The report suggested that Tinkov wanted more control than Brailsford was willing to offer, and the deal never materialized. There was no immediate comment from Sky. Tinkov told Cyclingnews’s Stephen Farrand the report was “bullshit.”
If true, it’s no surprise that Brailsford would reject an offer from the controversial and unpredictable Tinkov. The Russian was often at loggerheads with his own riders and staffers during his rocky tenure in the peloton. It’s hard to imagine the buttoned-up Brailsford, who enjoys near total control over the Team Sky empire, would cede control to someone as impulsive and controversial as Tinkov.

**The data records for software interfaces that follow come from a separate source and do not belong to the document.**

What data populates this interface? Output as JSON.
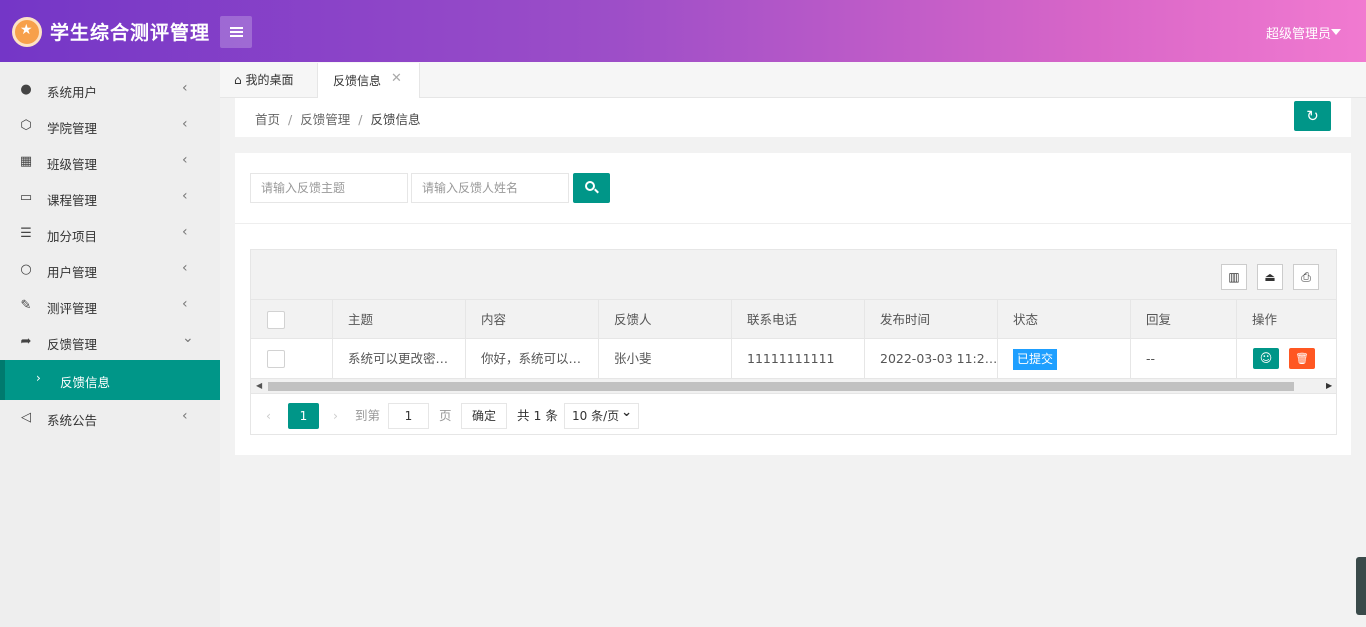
{
  "app": {
    "title": "学生综合测评管理",
    "user": "超级管理员"
  },
  "sidebar": {
    "items": [
      {
        "label": "系统用户",
        "icon": "user-icon"
      },
      {
        "label": "学院管理",
        "icon": "cube-icon"
      },
      {
        "label": "班级管理",
        "icon": "grid-icon"
      },
      {
        "label": "课程管理",
        "icon": "book-icon"
      },
      {
        "label": "加分项目",
        "icon": "list-icon"
      },
      {
        "label": "用户管理",
        "icon": "person-icon"
      },
      {
        "label": "测评管理",
        "icon": "edit-icon"
      },
      {
        "label": "反馈管理",
        "icon": "share-icon"
      },
      {
        "label": "系统公告",
        "icon": "speaker-icon"
      }
    ],
    "sub_item": "反馈信息"
  },
  "tabs": {
    "home": "我的桌面",
    "active": "反馈信息"
  },
  "breadcrumb": {
    "home": "首页",
    "section": "反馈管理",
    "current": "反馈信息",
    "separator": "/"
  },
  "search": {
    "topic_placeholder": "请输入反馈主题",
    "name_placeholder": "请输入反馈人姓名"
  },
  "table": {
    "columns": [
      "主题",
      "内容",
      "反馈人",
      "联系电话",
      "发布时间",
      "状态",
      "回复",
      "操作"
    ],
    "rows": [
      {
        "topic": "系统可以更改密…",
        "content": "你好，系统可以…",
        "person": "张小斐",
        "phone": "11111111111",
        "time": "2022-03-03 11:2…",
        "status": "已提交",
        "reply": "--"
      }
    ]
  },
  "pager": {
    "current": "1",
    "goto_label": "到第",
    "page_value": "1",
    "page_unit": "页",
    "confirm": "确定",
    "total": "共 1 条",
    "per_page": "10 条/页"
  },
  "colors": {
    "primary": "#009688",
    "danger": "#ff5722",
    "info": "#1e9fff"
  }
}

Tinkov, 51, originally came into cycling in the 2000s with his namesake team, which later morphed into the Katusha team. He came back in 2012 in a deal to join Bjarne Riis’s then-Saxo Bank team. In 2013, Tinkov took over ownership of the team, buying out and later firing Riis.
Tinkov signed Alberto Contador and Peter Sagan to lucrative, high-profile deals that drove up the marketplace, much to the chagrin of rival team managers. Tinkov often criticized the cycling business model, but he left the sport when his team disbanded at the end of 2016.
Tinkov certainly could afford 20 million euros. He retains a high stake of ownership in Tinkoff Bank, whose stock price has nearly quadrupled since hitting lows in 2015-2016. Forbes estimates Tinkov’s personal fortune at $2.2 billion.
Brailsford, meanwhile, continues a search for new backers to take over the team beyond 2019. In December, parent company Sky confirmed it would end its long-running sponsorship at the end of this season.
There have been unconfirmed reports that Sky’s new owner, Comcast, might be willing to cover up to 70 percent of the team’s financial obligations for two seasons.
Team Sky officials said they would not be offering a running commentary on the team’s ongoing sponsorship search.
So far, Brailsford has not revealed much about where the team’s future might lie. There have been rumors of interest from China, French luxury conglomerate LVMH, and Israel Cycling Academy owner Sylvan Adams. It appears, however, it won’t include Tinkov as a partner.